Potential causes of illness and imbalance are constantly arising, both within us and on the outside. The weather is changing, our surroundings are changing, our thoughts and feelings are changing, and stressful situations are coming and going. In response to these changes, we have to act skillfully. As the Bhagavad Gita says, “Skill in action is called yoga.”
I have to be smart enough to know my previous history and to learn from it. When I eat garbanzos, I get a stomachache, so this time I should not eat them. Or if there is nothing to eat except garbanzos, then I can add cumin powder, ghee, and a little mustard seed, and it will be suitable for me to eat. The garbanzos’ dry, light vatagenic effect will be modified by the moist, oily ghee and the warming spices.
A substantial part of the Ayurvedic pharmacy is the Ayurvedic art of cooking. Adding specific seasonings changes the property of food and can cause a “forbidden” food, one that might have provoked imbalance, to become acceptable. Some people, for example, are sensitive to potatoes. Potatoes give them gas and little aches and pains in the muscles and around the joints.
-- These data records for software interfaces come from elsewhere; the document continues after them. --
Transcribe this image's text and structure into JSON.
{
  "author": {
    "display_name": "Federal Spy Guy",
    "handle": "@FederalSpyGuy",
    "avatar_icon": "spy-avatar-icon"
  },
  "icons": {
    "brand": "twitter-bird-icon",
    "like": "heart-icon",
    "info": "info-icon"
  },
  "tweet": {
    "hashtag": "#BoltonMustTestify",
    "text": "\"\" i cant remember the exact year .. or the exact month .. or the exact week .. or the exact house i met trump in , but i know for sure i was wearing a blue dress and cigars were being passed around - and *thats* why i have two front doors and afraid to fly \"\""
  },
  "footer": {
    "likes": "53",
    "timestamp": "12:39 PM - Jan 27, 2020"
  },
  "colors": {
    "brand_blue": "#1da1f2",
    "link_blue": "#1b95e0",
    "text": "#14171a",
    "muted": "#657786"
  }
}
But if they peel off the skin and sauté the potato with ghee and a little turmeric, mustard seed, cumin powder, and cilantro, it mitigates the vata-provoking property of the potato and the body can then handle it. One can take action to modify the cause; the body’s response will be different, and that particular causative factor will not have an adverse effect.
This principle applies equally well to psychological factors. You may know that watching violent movies upsets you and gives you nightmares. The violent imagery disturbs your doshic balance, provoking anxiety and fear. You have observed this happening to you; the next time you are confronted with the “opportunity” to subject yourself to a violent movie, you can just say no.
It keeps coming down to the same central issue: consciousness, awareness, finding out, “What is my role in this situation? What do I know? What can I do?”
Source Credits: The Complete Book of Ayurvedic – Vasant Lad, M.A.Sc, Published by Harmony Books, 1998